#### [Your objective]
Given the records below, pull every line with the word "value" into the answer.

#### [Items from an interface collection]
┄┄┄┄┄┄┄┄┄┄┄┄┄┄┄┄┄┄┄┄

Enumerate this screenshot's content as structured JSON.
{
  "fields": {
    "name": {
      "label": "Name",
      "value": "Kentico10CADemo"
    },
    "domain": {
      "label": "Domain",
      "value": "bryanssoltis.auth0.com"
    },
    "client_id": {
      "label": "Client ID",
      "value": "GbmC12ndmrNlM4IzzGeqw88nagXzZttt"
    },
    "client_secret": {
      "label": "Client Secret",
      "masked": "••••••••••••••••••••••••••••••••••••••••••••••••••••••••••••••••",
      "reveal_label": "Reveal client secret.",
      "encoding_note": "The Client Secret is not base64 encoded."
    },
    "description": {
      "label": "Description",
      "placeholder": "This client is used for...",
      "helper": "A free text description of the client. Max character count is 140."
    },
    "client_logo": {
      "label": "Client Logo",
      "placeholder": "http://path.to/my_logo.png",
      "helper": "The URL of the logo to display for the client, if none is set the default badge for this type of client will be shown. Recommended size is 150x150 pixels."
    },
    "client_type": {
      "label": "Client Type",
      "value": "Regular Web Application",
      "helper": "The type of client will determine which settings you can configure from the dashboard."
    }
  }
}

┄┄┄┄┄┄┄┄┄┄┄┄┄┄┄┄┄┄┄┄

#### [Output of the exercise]
      "value": "Kentico10CADemo"
      "value": "bryanssoltis.auth0.com"
      "value": "GbmC12ndmrNlM4IzzGeqw88nagXzZttt"
      "value": "Regular Web Application",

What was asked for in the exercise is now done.